§ **The records**:
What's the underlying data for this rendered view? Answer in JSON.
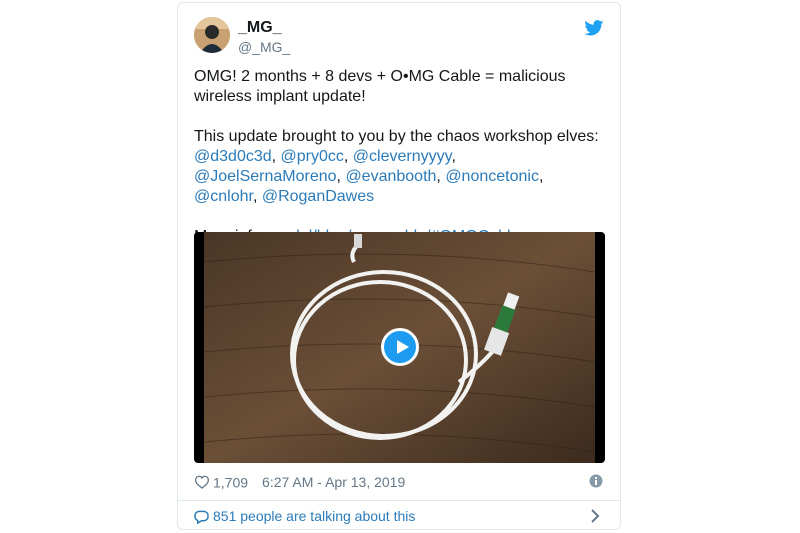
{
  "tweet": {
    "author_name": "_MG_",
    "author_handle": "@_MG_",
    "text_line1": "OMG! 2 months + 8 devs + O•MG Cable = malicious wireless implant update!",
    "text_line2": "This update brought to you by the chaos workshop elves:",
    "mentions": [
      "@d3d0c3d",
      "@pry0cc",
      "@clevernyyyy",
      "@JoelSernaMoreno",
      "@evanbooth",
      "@noncetonic",
      "@cnlohr",
      "@RoganDawes"
    ],
    "more_info_label": "More info:",
    "more_info_link": "mg.lol/blog/omg-cable/#OMGCable",
    "likes": "1,709",
    "timestamp": "6:27 AM - Apr 13, 2019",
    "talking": "851 people are talking about this"
  },
  "icons": {
    "brand": "twitter-bird-icon",
    "like": "heart-icon",
    "info": "info-icon",
    "reply": "speech-bubble-icon",
    "more": "chevron-right-icon",
    "play": "play-icon"
  },
  "colors": {
    "link": "#2b7bb9",
    "twitter_blue": "#1da1f2",
    "text": "#14171a",
    "muted": "#657786"
  }
}
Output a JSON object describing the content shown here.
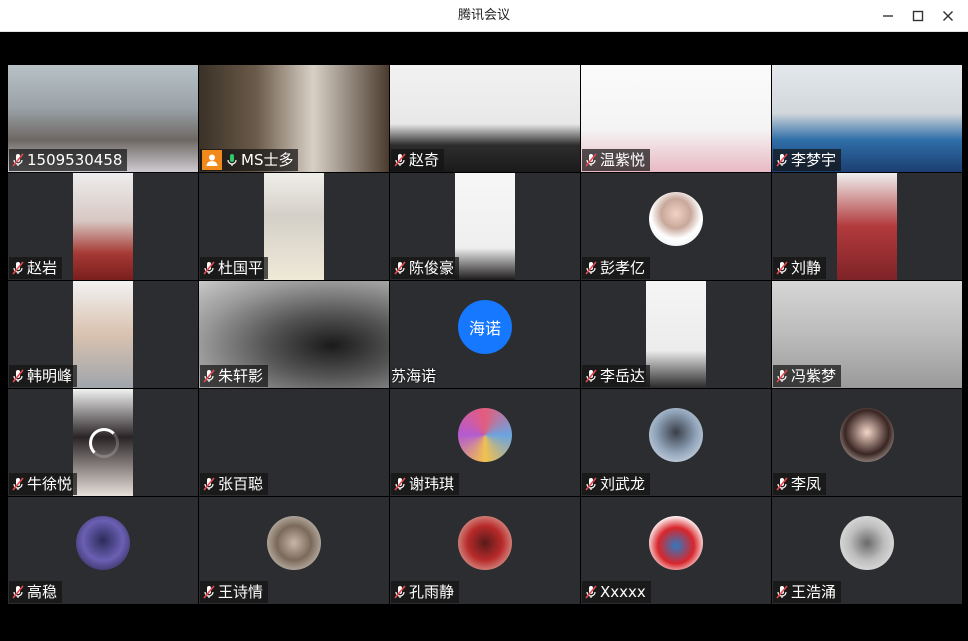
{
  "window": {
    "title": "腾讯会议",
    "controls": {
      "minimize_icon": "minimize-icon",
      "maximize_icon": "maximize-icon",
      "close_icon": "close-icon"
    }
  },
  "colors": {
    "stage_bg": "#000000",
    "tile_bg": "#2b2d30",
    "active_speaker_border": "#35c26a",
    "host_badge": "#f28a1b",
    "muted_mic": "#e8484d",
    "unmuted_mic": "#2fc86a",
    "avatar_blue": "#1677ff"
  },
  "participants": [
    {
      "name": "1509530458",
      "mic": "muted"
    },
    {
      "name": "MS士多",
      "mic": "unmuted",
      "host": true,
      "active": true
    },
    {
      "name": "赵奇",
      "mic": "muted"
    },
    {
      "name": "温紫悦",
      "mic": "muted"
    },
    {
      "name": "李梦宇",
      "mic": "muted"
    },
    {
      "name": "赵岩",
      "mic": "muted"
    },
    {
      "name": "杜国平",
      "mic": "muted"
    },
    {
      "name": "陈俊豪",
      "mic": "muted"
    },
    {
      "name": "彭孝亿",
      "mic": "muted"
    },
    {
      "name": "刘静",
      "mic": "muted"
    },
    {
      "name": "韩明峰",
      "mic": "muted"
    },
    {
      "name": "朱轩影",
      "mic": "muted"
    },
    {
      "name": "苏海诺",
      "mic": "none",
      "avatar_text": "海诺"
    },
    {
      "name": "李岳达",
      "mic": "muted"
    },
    {
      "name": "冯紫梦",
      "mic": "muted"
    },
    {
      "name": "牛徐悦",
      "mic": "muted"
    },
    {
      "name": "张百聪",
      "mic": "muted"
    },
    {
      "name": "谢玮琪",
      "mic": "muted"
    },
    {
      "name": "刘武龙",
      "mic": "muted"
    },
    {
      "name": "李凤",
      "mic": "muted"
    },
    {
      "name": "高稳",
      "mic": "muted"
    },
    {
      "name": "王诗情",
      "mic": "muted"
    },
    {
      "name": "孔雨静",
      "mic": "muted"
    },
    {
      "name": "Xxxxx",
      "mic": "muted"
    },
    {
      "name": "王浩涌",
      "mic": "muted"
    }
  ]
}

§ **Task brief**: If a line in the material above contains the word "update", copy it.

§ **Task answer**:
    "text_line1": "OMG! 2 months + 8 devs + O•MG Cable = malicious wireless implant update!",
    "text_line2": "This update brought to you by the chaos workshop elves:",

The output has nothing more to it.